*What you need to do*
The entries that follow need to be printed exactly as they are, minus any pictures.
Top of Supplied information
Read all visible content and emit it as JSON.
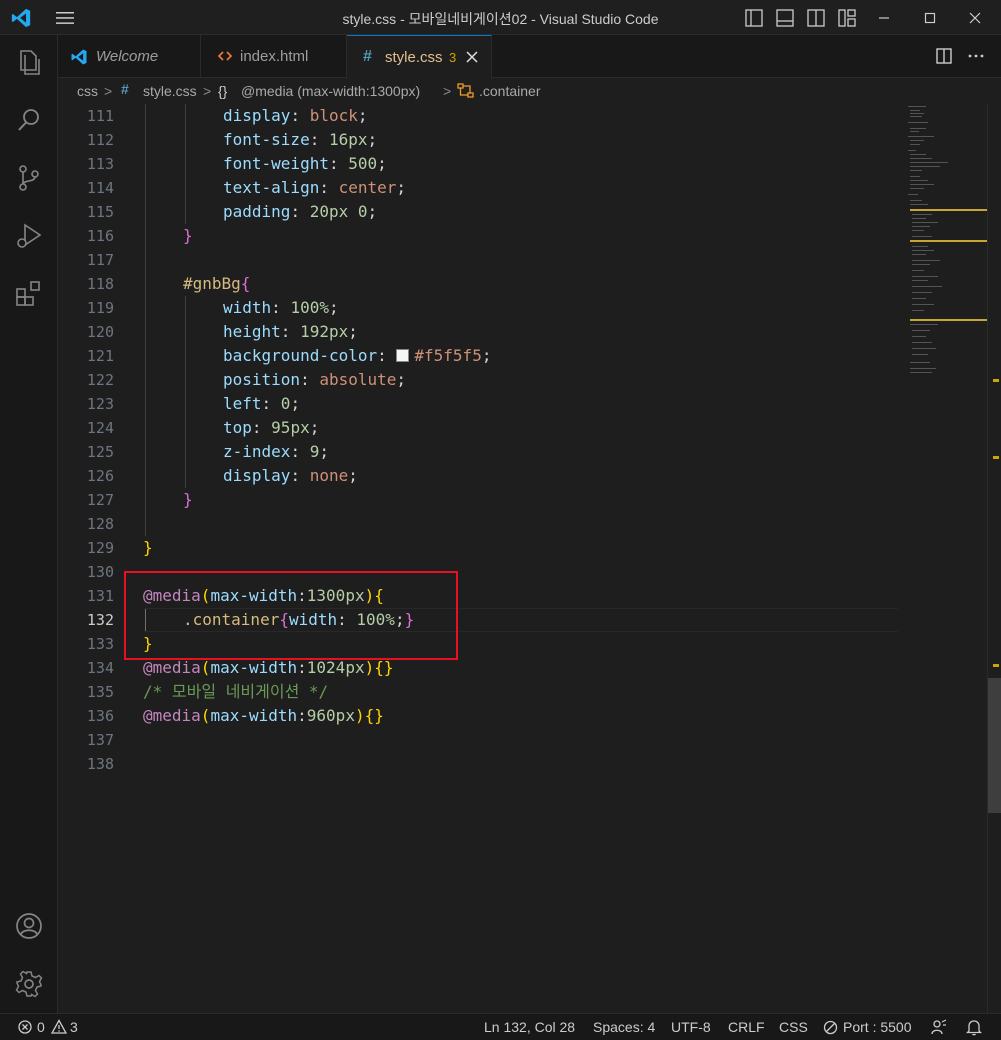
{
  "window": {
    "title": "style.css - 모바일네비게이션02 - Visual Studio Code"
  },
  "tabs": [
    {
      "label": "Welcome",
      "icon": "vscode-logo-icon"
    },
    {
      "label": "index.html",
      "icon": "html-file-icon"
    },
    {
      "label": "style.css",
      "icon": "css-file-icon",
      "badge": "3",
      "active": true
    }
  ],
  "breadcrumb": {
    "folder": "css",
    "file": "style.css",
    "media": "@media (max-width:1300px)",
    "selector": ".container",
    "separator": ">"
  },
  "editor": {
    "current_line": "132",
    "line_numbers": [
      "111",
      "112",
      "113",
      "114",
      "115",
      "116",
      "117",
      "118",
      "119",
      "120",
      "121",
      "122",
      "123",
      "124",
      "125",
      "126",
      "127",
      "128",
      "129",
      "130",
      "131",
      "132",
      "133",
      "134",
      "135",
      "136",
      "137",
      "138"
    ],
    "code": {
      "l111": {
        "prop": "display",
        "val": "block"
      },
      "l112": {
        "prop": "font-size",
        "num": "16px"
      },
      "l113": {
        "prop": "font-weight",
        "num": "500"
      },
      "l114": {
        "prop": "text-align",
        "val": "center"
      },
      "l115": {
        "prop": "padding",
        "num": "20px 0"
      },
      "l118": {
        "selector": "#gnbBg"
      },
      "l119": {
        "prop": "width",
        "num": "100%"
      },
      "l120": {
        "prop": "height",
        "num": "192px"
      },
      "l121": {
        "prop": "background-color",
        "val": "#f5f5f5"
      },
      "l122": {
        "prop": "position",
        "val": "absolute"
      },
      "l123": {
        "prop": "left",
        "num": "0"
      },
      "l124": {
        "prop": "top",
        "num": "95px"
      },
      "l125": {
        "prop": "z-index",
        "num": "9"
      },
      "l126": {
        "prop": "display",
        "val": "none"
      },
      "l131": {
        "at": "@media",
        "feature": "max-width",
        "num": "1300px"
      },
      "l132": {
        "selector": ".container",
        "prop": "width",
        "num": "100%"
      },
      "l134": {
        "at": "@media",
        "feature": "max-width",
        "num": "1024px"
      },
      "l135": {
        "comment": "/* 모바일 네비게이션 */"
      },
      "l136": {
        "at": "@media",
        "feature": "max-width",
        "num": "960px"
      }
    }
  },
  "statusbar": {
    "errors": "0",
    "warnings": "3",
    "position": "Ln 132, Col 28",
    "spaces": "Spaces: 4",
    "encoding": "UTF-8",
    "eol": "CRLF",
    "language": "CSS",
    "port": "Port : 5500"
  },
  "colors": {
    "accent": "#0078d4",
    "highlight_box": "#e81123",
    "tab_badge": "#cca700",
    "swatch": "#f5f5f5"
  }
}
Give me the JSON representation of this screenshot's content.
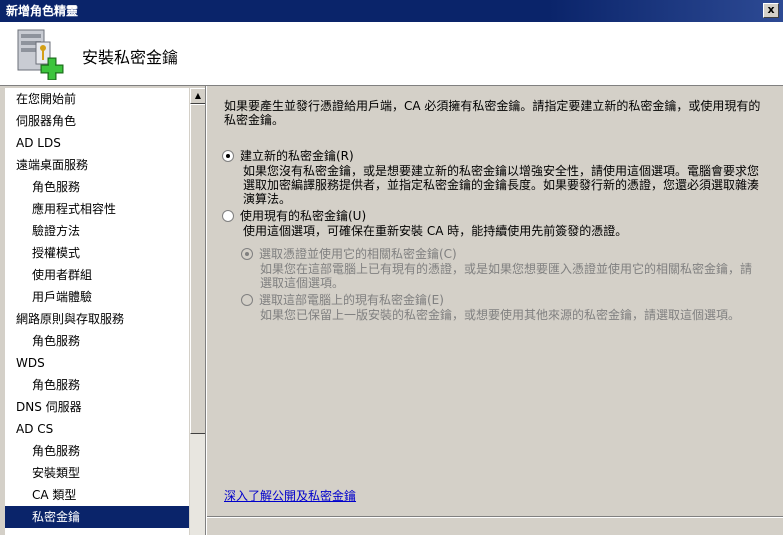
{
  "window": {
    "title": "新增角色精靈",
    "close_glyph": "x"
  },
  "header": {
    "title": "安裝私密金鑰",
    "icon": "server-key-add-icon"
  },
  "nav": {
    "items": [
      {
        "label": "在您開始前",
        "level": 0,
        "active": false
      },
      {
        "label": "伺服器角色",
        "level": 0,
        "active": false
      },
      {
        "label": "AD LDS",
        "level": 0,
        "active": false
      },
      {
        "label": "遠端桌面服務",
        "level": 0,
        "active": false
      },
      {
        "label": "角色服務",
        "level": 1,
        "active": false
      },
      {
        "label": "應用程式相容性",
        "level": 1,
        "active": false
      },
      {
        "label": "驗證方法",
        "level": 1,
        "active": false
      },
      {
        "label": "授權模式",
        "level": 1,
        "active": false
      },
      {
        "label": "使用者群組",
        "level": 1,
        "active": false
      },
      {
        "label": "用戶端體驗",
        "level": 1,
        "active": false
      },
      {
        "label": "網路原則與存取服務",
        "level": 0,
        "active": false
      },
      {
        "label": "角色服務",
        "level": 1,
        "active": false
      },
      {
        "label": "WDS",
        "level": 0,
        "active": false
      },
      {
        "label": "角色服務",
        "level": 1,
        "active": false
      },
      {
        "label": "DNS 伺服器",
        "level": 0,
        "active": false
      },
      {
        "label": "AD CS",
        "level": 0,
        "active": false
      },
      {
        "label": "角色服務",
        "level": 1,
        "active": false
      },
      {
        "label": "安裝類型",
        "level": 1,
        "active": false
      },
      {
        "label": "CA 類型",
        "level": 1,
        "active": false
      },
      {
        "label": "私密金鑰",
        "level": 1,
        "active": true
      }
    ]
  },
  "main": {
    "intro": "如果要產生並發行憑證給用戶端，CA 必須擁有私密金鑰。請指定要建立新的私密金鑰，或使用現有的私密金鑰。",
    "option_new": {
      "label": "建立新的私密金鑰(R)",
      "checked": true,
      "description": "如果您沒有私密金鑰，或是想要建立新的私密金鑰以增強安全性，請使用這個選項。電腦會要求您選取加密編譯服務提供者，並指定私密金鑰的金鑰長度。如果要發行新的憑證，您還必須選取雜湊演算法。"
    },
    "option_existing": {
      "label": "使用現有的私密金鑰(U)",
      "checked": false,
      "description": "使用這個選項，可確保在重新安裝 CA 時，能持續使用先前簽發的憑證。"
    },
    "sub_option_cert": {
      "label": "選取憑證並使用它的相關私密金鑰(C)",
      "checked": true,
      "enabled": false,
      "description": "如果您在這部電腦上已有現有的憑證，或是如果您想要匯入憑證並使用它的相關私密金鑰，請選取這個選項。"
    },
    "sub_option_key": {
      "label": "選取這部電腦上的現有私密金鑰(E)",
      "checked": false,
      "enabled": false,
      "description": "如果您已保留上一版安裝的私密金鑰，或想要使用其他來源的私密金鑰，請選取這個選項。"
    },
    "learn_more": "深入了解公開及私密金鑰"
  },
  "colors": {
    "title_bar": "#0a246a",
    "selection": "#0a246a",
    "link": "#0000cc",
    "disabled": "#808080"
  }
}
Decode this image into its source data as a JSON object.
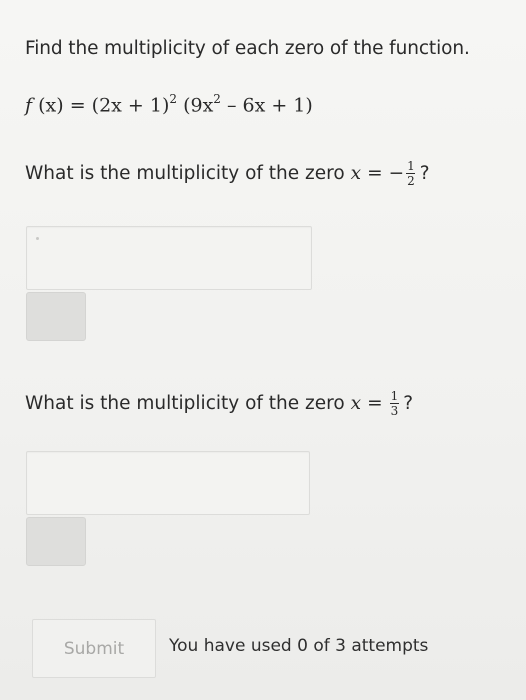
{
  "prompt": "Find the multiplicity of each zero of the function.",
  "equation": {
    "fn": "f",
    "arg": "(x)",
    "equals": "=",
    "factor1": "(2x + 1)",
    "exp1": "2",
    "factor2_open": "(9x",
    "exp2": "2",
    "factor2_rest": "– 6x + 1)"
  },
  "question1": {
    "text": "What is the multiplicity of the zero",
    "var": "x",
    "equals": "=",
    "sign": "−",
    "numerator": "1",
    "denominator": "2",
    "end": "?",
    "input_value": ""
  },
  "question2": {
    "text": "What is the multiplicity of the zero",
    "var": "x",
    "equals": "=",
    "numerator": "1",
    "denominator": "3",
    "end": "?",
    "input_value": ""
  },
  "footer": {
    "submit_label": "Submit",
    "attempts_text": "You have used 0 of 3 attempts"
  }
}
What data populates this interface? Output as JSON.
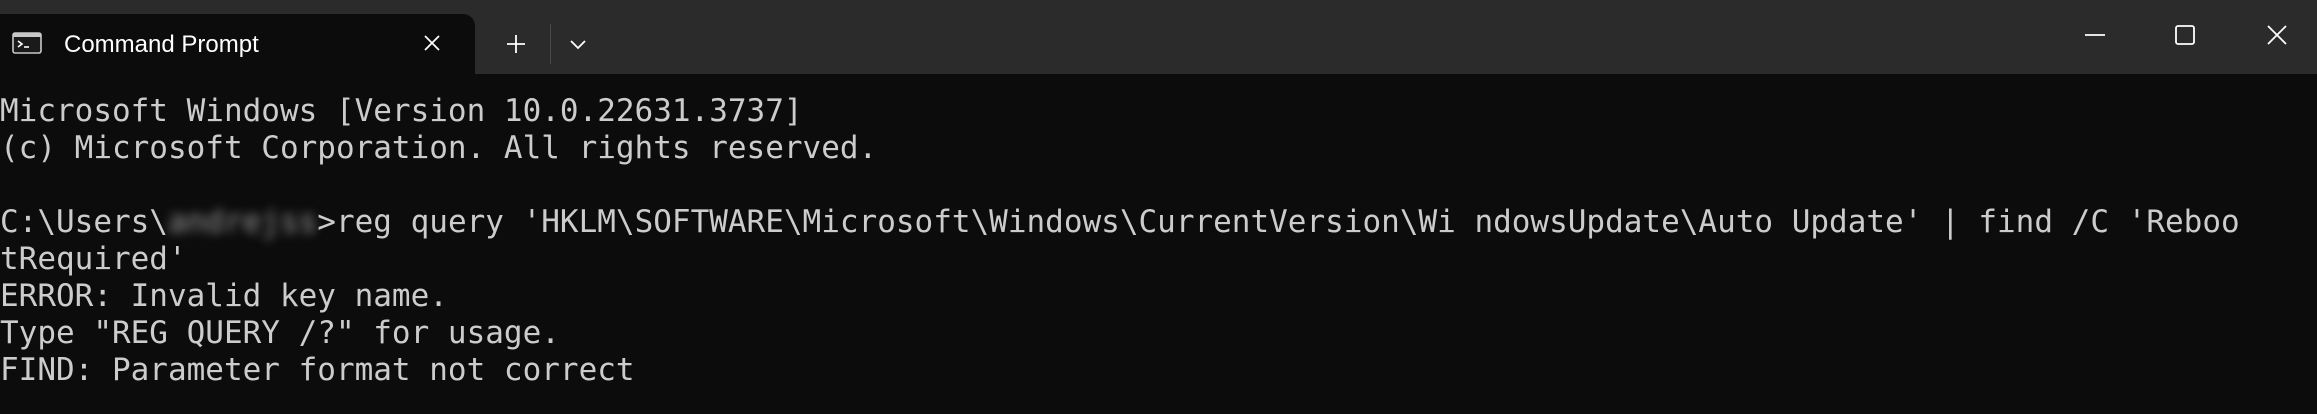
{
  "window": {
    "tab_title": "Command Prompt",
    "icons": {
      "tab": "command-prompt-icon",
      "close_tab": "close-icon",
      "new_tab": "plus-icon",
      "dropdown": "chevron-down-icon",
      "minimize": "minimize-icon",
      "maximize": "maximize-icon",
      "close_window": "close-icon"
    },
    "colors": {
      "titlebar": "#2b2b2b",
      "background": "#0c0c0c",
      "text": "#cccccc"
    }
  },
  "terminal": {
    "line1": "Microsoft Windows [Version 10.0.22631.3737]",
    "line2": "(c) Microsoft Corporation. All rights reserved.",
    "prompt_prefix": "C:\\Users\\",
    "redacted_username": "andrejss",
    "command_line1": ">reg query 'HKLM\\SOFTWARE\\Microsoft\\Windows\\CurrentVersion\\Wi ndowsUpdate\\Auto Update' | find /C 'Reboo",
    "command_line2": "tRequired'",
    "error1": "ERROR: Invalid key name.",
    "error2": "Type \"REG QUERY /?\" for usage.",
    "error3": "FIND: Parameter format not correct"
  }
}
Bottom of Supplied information
*Your response*
Read all visible content and emit it as JSON.
{
  "window": {
    "title": "style.css - 모바일네비게이션02 - Visual Studio Code"
  },
  "tabs": [
    {
      "label": "Welcome",
      "icon": "vscode-logo-icon"
    },
    {
      "label": "index.html",
      "icon": "html-file-icon"
    },
    {
      "label": "style.css",
      "icon": "css-file-icon",
      "badge": "3",
      "active": true
    }
  ],
  "breadcrumb": {
    "folder": "css",
    "file": "style.css",
    "media": "@media (max-width:1300px)",
    "selector": ".container",
    "separator": ">"
  },
  "editor": {
    "current_line": "132",
    "line_numbers": [
      "111",
      "112",
      "113",
      "114",
      "115",
      "116",
      "117",
      "118",
      "119",
      "120",
      "121",
      "122",
      "123",
      "124",
      "125",
      "126",
      "127",
      "128",
      "129",
      "130",
      "131",
      "132",
      "133",
      "134",
      "135",
      "136",
      "137",
      "138"
    ],
    "code": {
      "l111": {
        "prop": "display",
        "val": "block"
      },
      "l112": {
        "prop": "font-size",
        "num": "16px"
      },
      "l113": {
        "prop": "font-weight",
        "num": "500"
      },
      "l114": {
        "prop": "text-align",
        "val": "center"
      },
      "l115": {
        "prop": "padding",
        "num": "20px 0"
      },
      "l118": {
        "selector": "#gnbBg"
      },
      "l119": {
        "prop": "width",
        "num": "100%"
      },
      "l120": {
        "prop": "height",
        "num": "192px"
      },
      "l121": {
        "prop": "background-color",
        "val": "#f5f5f5"
      },
      "l122": {
        "prop": "position",
        "val": "absolute"
      },
      "l123": {
        "prop": "left",
        "num": "0"
      },
      "l124": {
        "prop": "top",
        "num": "95px"
      },
      "l125": {
        "prop": "z-index",
        "num": "9"
      },
      "l126": {
        "prop": "display",
        "val": "none"
      },
      "l131": {
        "at": "@media",
        "feature": "max-width",
        "num": "1300px"
      },
      "l132": {
        "selector": ".container",
        "prop": "width",
        "num": "100%"
      },
      "l134": {
        "at": "@media",
        "feature": "max-width",
        "num": "1024px"
      },
      "l135": {
        "comment": "/* 모바일 네비게이션 */"
      },
      "l136": {
        "at": "@media",
        "feature": "max-width",
        "num": "960px"
      }
    }
  },
  "statusbar": {
    "errors": "0",
    "warnings": "3",
    "position": "Ln 132, Col 28",
    "spaces": "Spaces: 4",
    "encoding": "UTF-8",
    "eol": "CRLF",
    "language": "CSS",
    "port": "Port : 5500"
  },
  "colors": {
    "accent": "#0078d4",
    "highlight_box": "#e81123",
    "tab_badge": "#cca700",
    "swatch": "#f5f5f5"
  }
}
Give me the JSON representation of this screenshot's content.
{
  "window": {
    "title": "新增角色精靈",
    "close_glyph": "x"
  },
  "header": {
    "title": "安裝私密金鑰",
    "icon": "server-key-add-icon"
  },
  "nav": {
    "items": [
      {
        "label": "在您開始前",
        "level": 0,
        "active": false
      },
      {
        "label": "伺服器角色",
        "level": 0,
        "active": false
      },
      {
        "label": "AD LDS",
        "level": 0,
        "active": false
      },
      {
        "label": "遠端桌面服務",
        "level": 0,
        "active": false
      },
      {
        "label": "角色服務",
        "level": 1,
        "active": false
      },
      {
        "label": "應用程式相容性",
        "level": 1,
        "active": false
      },
      {
        "label": "驗證方法",
        "level": 1,
        "active": false
      },
      {
        "label": "授權模式",
        "level": 1,
        "active": false
      },
      {
        "label": "使用者群組",
        "level": 1,
        "active": false
      },
      {
        "label": "用戶端體驗",
        "level": 1,
        "active": false
      },
      {
        "label": "網路原則與存取服務",
        "level": 0,
        "active": false
      },
      {
        "label": "角色服務",
        "level": 1,
        "active": false
      },
      {
        "label": "WDS",
        "level": 0,
        "active": false
      },
      {
        "label": "角色服務",
        "level": 1,
        "active": false
      },
      {
        "label": "DNS 伺服器",
        "level": 0,
        "active": false
      },
      {
        "label": "AD CS",
        "level": 0,
        "active": false
      },
      {
        "label": "角色服務",
        "level": 1,
        "active": false
      },
      {
        "label": "安裝類型",
        "level": 1,
        "active": false
      },
      {
        "label": "CA 類型",
        "level": 1,
        "active": false
      },
      {
        "label": "私密金鑰",
        "level": 1,
        "active": true
      }
    ]
  },
  "main": {
    "intro": "如果要產生並發行憑證給用戶端，CA 必須擁有私密金鑰。請指定要建立新的私密金鑰，或使用現有的私密金鑰。",
    "option_new": {
      "label": "建立新的私密金鑰(R)",
      "checked": true,
      "description": "如果您沒有私密金鑰，或是想要建立新的私密金鑰以增強安全性，請使用這個選項。電腦會要求您選取加密編譯服務提供者，並指定私密金鑰的金鑰長度。如果要發行新的憑證，您還必須選取雜湊演算法。"
    },
    "option_existing": {
      "label": "使用現有的私密金鑰(U)",
      "checked": false,
      "description": "使用這個選項，可確保在重新安裝 CA 時，能持續使用先前簽發的憑證。"
    },
    "sub_option_cert": {
      "label": "選取憑證並使用它的相關私密金鑰(C)",
      "checked": true,
      "enabled": false,
      "description": "如果您在這部電腦上已有現有的憑證，或是如果您想要匯入憑證並使用它的相關私密金鑰，請選取這個選項。"
    },
    "sub_option_key": {
      "label": "選取這部電腦上的現有私密金鑰(E)",
      "checked": false,
      "enabled": false,
      "description": "如果您已保留上一版安裝的私密金鑰，或想要使用其他來源的私密金鑰，請選取這個選項。"
    },
    "learn_more": "深入了解公開及私密金鑰"
  },
  "colors": {
    "title_bar": "#0a246a",
    "selection": "#0a246a",
    "link": "#0000cc",
    "disabled": "#808080"
  }
}
Decode this image into its source data as a JSON object.
{
  "prompt": "Find the multiplicity of each zero of the function.",
  "equation": {
    "fn": "f",
    "arg": "(x)",
    "equals": "=",
    "factor1": "(2x + 1)",
    "exp1": "2",
    "factor2_open": "(9x",
    "exp2": "2",
    "factor2_rest": "– 6x + 1)"
  },
  "question1": {
    "text": "What is the multiplicity of the zero",
    "var": "x",
    "equals": "=",
    "sign": "−",
    "numerator": "1",
    "denominator": "2",
    "end": "?",
    "input_value": ""
  },
  "question2": {
    "text": "What is the multiplicity of the zero",
    "var": "x",
    "equals": "=",
    "numerator": "1",
    "denominator": "3",
    "end": "?",
    "input_value": ""
  },
  "footer": {
    "submit_label": "Submit",
    "attempts_text": "You have used 0 of 3 attempts"
  }
}
What data populates this interface? Output as JSON.
{
  "window": {
    "tab_title": "Command Prompt",
    "icons": {
      "tab": "command-prompt-icon",
      "close_tab": "close-icon",
      "new_tab": "plus-icon",
      "dropdown": "chevron-down-icon",
      "minimize": "minimize-icon",
      "maximize": "maximize-icon",
      "close_window": "close-icon"
    },
    "colors": {
      "titlebar": "#2b2b2b",
      "background": "#0c0c0c",
      "text": "#cccccc"
    }
  },
  "terminal": {
    "line1": "Microsoft Windows [Version 10.0.22631.3737]",
    "line2": "(c) Microsoft Corporation. All rights reserved.",
    "prompt_prefix": "C:\\Users\\",
    "redacted_username": "andrejss",
    "command_line1": ">reg query 'HKLM\\SOFTWARE\\Microsoft\\Windows\\CurrentVersion\\Wi ndowsUpdate\\Auto Update' | find /C 'Reboo",
    "command_line2": "tRequired'",
    "error1": "ERROR: Invalid key name.",
    "error2": "Type \"REG QUERY /?\" for usage.",
    "error3": "FIND: Parameter format not correct"
  }
}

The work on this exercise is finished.